Present each line of the entries below that holds the word "true".

══════

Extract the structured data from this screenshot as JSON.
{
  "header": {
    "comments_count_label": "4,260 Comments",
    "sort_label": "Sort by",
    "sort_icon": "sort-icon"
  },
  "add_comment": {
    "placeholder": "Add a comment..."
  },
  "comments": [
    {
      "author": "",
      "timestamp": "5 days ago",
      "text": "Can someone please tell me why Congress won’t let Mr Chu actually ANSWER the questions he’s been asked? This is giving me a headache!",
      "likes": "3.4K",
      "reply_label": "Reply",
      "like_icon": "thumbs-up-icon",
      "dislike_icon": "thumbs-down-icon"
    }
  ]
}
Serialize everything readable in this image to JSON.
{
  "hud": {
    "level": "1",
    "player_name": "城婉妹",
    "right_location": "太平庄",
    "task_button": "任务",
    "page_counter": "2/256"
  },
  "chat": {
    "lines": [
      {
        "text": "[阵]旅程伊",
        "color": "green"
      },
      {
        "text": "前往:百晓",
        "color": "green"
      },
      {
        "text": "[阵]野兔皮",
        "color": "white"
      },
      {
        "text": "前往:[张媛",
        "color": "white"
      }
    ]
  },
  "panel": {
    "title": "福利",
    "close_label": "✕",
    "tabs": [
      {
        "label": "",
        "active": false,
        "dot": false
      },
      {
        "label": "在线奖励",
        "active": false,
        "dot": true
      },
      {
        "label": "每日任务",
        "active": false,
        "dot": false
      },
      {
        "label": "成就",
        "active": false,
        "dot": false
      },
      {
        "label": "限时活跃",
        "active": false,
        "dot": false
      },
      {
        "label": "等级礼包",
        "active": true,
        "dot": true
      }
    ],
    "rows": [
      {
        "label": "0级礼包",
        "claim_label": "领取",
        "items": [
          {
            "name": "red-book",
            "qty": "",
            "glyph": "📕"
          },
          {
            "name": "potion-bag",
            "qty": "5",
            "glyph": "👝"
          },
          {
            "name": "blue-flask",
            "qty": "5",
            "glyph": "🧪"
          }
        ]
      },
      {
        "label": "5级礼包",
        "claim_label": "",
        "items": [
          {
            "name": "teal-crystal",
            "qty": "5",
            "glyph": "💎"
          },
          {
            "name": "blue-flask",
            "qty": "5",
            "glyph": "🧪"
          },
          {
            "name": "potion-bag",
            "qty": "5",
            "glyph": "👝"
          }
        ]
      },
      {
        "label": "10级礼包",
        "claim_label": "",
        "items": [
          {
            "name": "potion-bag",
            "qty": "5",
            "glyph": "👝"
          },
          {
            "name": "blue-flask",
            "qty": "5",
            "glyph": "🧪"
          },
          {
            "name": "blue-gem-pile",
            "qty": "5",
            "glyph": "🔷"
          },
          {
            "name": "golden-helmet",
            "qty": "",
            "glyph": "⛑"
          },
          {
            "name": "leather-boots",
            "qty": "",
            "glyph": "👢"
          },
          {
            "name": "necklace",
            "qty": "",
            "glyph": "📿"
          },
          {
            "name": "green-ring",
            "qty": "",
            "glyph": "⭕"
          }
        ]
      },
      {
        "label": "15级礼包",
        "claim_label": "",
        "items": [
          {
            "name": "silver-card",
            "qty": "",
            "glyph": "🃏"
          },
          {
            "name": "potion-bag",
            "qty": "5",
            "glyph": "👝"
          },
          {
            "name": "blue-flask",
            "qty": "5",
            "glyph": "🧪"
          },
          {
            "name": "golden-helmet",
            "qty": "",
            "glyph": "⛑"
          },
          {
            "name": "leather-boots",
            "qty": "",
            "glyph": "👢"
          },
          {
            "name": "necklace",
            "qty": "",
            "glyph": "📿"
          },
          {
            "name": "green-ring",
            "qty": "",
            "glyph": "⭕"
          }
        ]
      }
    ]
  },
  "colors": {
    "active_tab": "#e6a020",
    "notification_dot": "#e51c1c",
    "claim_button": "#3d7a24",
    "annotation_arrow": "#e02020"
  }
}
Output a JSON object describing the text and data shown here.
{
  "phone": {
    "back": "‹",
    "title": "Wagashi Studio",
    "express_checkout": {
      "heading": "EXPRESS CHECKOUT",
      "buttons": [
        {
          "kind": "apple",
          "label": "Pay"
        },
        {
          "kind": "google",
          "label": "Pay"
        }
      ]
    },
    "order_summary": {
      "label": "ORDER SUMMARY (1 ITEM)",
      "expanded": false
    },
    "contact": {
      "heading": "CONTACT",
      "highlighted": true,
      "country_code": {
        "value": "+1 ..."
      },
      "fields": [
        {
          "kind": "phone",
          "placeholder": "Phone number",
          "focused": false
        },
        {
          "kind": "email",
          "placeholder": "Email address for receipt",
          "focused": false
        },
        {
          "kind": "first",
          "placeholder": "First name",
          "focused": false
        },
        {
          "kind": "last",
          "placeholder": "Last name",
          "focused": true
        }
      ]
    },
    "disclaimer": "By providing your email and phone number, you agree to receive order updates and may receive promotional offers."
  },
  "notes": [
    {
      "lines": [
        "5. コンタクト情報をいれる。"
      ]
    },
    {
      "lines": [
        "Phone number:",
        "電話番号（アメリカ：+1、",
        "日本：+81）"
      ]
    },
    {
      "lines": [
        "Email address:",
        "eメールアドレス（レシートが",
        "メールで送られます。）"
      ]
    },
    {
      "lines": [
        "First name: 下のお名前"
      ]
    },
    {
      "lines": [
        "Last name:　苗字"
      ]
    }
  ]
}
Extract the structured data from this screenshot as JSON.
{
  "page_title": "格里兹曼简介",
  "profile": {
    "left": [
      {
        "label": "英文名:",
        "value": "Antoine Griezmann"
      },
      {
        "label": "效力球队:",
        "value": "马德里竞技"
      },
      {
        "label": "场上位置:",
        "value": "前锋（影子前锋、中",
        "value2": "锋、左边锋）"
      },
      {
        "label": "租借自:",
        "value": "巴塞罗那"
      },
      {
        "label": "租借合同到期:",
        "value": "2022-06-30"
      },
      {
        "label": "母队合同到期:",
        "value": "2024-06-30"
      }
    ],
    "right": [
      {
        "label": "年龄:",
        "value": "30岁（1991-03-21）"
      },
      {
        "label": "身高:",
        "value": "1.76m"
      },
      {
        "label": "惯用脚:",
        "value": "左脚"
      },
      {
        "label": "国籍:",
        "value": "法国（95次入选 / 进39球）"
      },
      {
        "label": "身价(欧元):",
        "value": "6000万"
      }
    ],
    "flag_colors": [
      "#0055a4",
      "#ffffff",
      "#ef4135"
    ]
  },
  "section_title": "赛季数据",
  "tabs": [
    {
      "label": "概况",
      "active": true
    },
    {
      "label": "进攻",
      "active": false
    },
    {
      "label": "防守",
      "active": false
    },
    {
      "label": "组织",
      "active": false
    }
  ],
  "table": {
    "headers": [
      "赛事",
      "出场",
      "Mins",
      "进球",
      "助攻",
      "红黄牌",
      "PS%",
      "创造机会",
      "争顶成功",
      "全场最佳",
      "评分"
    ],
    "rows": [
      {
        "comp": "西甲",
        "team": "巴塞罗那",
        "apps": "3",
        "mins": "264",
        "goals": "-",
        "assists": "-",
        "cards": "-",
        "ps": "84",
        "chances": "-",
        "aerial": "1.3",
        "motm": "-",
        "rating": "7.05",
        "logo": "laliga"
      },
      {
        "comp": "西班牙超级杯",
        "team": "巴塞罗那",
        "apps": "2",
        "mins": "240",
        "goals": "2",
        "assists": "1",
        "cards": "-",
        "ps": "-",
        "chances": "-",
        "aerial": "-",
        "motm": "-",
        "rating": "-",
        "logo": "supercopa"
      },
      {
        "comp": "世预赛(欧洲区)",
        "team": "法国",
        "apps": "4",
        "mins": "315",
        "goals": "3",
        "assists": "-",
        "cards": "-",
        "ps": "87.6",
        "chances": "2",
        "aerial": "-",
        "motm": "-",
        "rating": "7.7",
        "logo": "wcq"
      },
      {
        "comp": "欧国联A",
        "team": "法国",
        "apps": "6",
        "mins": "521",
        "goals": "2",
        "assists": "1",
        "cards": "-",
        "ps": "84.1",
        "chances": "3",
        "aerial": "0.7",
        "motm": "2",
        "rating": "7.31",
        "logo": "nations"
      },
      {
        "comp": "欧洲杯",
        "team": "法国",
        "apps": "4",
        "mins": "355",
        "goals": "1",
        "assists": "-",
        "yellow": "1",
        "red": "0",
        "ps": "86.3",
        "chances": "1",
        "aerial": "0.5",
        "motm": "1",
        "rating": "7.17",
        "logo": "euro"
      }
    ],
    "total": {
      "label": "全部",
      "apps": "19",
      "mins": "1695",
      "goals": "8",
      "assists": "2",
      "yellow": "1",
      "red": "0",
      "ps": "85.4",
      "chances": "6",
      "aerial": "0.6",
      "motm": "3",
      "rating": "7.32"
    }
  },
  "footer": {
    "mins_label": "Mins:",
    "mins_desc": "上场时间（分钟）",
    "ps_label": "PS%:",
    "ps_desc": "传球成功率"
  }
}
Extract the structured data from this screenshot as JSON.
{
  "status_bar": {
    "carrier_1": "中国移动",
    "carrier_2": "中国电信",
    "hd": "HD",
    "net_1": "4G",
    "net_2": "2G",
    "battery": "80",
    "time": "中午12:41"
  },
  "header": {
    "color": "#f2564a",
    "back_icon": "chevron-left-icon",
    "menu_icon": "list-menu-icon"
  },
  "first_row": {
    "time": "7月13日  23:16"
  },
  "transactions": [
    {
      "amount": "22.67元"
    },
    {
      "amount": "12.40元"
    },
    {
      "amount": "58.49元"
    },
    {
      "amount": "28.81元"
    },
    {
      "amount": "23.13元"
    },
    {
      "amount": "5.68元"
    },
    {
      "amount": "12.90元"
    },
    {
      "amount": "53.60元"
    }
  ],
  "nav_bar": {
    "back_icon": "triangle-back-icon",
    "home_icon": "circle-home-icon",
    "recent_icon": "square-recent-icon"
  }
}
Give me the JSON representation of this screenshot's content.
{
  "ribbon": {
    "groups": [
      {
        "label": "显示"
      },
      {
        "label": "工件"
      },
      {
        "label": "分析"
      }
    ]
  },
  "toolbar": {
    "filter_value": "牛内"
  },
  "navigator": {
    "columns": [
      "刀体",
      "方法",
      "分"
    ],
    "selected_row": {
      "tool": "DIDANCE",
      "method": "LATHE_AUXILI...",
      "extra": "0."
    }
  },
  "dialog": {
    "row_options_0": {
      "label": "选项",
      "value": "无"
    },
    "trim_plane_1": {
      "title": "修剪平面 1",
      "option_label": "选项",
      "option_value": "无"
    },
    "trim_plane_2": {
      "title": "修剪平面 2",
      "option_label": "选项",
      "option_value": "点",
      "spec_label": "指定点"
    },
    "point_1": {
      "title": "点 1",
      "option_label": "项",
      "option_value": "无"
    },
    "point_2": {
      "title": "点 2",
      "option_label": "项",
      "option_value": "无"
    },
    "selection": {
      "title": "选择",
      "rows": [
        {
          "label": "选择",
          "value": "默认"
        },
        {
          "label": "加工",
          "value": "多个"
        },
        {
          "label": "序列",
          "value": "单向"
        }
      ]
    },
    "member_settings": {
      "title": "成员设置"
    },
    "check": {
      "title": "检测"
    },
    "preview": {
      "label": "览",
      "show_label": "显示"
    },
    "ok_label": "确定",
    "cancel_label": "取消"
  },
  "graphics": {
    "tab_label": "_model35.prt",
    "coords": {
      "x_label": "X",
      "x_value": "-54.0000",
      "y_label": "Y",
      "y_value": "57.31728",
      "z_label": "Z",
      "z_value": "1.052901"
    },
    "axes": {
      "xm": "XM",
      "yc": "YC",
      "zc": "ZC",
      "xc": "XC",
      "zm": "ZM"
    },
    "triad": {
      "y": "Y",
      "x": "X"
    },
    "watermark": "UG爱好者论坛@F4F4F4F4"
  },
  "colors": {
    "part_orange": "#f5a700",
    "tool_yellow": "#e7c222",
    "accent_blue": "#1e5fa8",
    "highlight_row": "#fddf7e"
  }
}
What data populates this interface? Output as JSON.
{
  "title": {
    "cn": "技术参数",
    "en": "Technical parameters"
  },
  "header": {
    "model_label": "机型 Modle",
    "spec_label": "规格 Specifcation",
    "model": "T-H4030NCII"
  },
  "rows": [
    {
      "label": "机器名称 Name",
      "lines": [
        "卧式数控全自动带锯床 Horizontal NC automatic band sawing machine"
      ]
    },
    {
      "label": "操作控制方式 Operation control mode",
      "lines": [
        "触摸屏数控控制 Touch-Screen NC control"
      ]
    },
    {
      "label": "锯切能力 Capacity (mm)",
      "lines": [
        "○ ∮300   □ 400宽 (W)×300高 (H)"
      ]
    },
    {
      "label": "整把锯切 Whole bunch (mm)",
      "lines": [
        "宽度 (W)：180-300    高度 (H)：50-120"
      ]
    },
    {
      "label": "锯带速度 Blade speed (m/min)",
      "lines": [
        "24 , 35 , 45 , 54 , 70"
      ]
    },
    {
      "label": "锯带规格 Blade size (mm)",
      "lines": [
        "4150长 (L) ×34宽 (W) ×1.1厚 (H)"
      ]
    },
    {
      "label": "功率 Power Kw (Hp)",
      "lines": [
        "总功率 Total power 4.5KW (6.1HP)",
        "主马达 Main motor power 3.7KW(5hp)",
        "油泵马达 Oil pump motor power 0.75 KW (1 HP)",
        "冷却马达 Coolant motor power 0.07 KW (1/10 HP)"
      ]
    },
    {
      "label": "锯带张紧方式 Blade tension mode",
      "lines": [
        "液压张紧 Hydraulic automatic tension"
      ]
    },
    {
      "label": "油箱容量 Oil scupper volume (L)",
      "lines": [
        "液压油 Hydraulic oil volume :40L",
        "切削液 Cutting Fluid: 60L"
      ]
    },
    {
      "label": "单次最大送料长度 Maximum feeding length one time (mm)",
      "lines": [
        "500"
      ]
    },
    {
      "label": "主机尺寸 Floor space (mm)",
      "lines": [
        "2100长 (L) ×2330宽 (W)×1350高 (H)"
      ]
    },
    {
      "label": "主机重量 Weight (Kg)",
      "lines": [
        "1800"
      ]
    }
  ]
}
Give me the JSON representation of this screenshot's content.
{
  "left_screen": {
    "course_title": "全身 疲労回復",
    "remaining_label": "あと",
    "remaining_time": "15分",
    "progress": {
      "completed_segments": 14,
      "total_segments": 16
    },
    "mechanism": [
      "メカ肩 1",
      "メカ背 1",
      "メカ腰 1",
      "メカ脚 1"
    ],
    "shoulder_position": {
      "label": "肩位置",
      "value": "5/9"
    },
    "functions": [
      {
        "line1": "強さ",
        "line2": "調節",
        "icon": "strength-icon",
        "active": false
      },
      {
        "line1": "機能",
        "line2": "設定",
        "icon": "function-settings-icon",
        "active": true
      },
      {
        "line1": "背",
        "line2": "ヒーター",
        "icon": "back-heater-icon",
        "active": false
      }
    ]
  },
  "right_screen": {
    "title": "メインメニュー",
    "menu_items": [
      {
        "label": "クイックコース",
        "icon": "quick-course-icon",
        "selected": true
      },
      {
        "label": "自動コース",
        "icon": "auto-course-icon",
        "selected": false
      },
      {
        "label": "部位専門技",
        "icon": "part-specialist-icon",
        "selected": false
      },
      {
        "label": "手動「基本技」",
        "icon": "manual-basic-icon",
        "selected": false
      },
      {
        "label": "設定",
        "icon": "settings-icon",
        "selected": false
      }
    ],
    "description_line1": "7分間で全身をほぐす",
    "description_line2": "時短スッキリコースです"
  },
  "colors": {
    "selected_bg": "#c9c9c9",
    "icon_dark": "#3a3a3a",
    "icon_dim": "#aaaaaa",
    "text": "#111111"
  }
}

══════

▶ Output of the exercise:
        "dot": true
        "active": true,
        "dot": true
      "highlighted": true,
          "focused": true
      "active": true
        "active": true
        "selected": true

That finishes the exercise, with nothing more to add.